REACH Restriction Processes: Real-world Examples

Two impactful instances exemplify REACH’s role in enhancing the safety of construction products:

  1. Restriction of HBCD in Polystyrene Insulation Products

HBCD, a flame retardant for plastics, was restricted due to its environmental persistence and bioaccumulative properties, not only under REACH Annex XIV but also under the Persistent Organic Pollutants (POP) Regulation. The inclusion in both frameworks underscores the severity of its environmental impact. This restriction aligns with CPR’s objective of ensuring circularity and sustainable product life-cycles.

  1. Restriction of Phthalates like DEHP in Soft PVC Floor Coverings

Phthalates, commonly used in PVC products, were restricted due to health concerns (toxic to reproduction and interferes with the hormone system), particularly for vulnerable populations. This aligns with CPR’s focus on protecting consumer health and safety.

  1. Restriction of Formaldehyde in construction products

A maximum emission limit for formaldehyde, a substance with a broad application scope, was recently (July 2023) established due to its carcinogenic and mutagenic properties. The restriction does not apply only to indoor air relevant articles, but also all other consumer products, including construction materials. The limits will come into force in August 2026.

Circularity, Life-Cycle, and the Future

Circularity and life-cycle considerations, although mentioned in both regulations, deserve greater emphasis. Highlighting the reuse, recycling, and sustainable disposal of construction materials is imperative for a more sustainable built environment. Integrating these aspects will not only promote environmental responsibility but also foster economic efficiency in the construction sector.


As we reflect on the intricate dance between the Construction Product Regulation (CPR) and the REACH regulation, it becomes evident that the journey towards safer and more sustainable construction practices is an evolving one. The collaboration of these regulations has set the stage for a robust framework, yet challenges and opportunities signal on the horizon.

Moving forward, the construction sector must actively engage in refining and strengthening the integration of CPR and REACH. The potential of the Declaration of Performance (DoP) remains largely untapped, presenting an avenue for deeper synergy between the mechanical and chemical facets of construction products. By unlocking this potential, we pave the way for a more comprehensive understanding of product performance, marrying safety with sustainability.

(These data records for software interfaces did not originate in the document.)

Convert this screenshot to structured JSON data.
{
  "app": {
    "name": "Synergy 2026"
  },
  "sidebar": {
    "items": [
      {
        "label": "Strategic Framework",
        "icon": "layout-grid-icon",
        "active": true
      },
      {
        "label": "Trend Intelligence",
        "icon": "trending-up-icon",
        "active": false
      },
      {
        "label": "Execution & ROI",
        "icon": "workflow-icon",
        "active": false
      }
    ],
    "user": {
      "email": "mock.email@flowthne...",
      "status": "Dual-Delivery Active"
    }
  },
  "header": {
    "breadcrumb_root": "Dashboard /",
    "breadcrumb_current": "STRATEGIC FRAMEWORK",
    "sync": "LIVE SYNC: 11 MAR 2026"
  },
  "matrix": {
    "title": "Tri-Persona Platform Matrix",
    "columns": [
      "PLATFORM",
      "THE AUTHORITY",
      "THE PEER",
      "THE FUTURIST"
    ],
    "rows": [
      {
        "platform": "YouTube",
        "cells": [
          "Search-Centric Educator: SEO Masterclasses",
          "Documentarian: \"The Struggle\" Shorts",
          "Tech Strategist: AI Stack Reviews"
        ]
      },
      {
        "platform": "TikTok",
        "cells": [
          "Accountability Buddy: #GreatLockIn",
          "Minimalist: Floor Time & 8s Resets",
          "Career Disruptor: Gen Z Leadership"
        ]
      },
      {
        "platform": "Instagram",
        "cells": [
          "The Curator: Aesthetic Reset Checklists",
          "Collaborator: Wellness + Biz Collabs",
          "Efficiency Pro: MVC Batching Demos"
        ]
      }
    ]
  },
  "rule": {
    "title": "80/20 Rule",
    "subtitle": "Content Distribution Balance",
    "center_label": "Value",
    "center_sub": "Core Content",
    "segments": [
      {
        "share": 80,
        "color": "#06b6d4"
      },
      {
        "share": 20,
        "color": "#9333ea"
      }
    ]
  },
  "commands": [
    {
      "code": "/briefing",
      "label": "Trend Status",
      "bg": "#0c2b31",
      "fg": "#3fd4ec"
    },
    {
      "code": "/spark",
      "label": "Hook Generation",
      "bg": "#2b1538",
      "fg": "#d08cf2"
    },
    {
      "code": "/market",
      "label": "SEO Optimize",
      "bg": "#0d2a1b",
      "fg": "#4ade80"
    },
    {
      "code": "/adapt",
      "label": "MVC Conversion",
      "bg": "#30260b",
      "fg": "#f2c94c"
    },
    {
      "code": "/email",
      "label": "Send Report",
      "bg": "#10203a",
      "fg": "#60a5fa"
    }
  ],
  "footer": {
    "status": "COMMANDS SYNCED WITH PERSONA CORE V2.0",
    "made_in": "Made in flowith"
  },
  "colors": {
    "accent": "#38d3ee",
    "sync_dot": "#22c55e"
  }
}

Circularity and life-cycle considerations, hinted at in both regulations, warrant a more central role in the ongoing discourse. Embracing a holistic approach to construction materials, where the end of a product’s life marks the beginning of another, aligns with the broader goals of the European Union towards a circular economy. This vision necessitates collaboration among stakeholders, from manufacturers to policymakers, to create a closed-loop system that minimizes waste and maximizes resource efficiency.

Moreover, as technology advances and new materials emerge, continuous dialogue and adaptation of regulations will be paramount. The EU’s commitment to innovation and adaptability will ensure that the regulatory framework remains a living entity, capable of addressing the challenges posed by ever-evolving construction practices.

In conclusion, the harmonious interplay between CPR and REACH forms the foundation for a safer, more sustainable built environment. The journey, however, is far from over. It is a call to action for all stakeholders, urging them to actively participate in shaping the future of construction regulation. The path ahead holds the promise of safer products, reduced environmental impact, and a construction landscape that not only meets the needs of the present but also safeguards the aspirations of generations yet to come. The NonHazCity 3 project will provide policy recommendations based on the pilots carried out. Watch out for our recommendations to be posted on our project homepage.

[1] REACH term for solid products, which include construction products

[2] Including liquid and powdered construction products

Authors: Ioannis Dosis (German Environment Agency), Outi Ilvonen (German Environment Agency)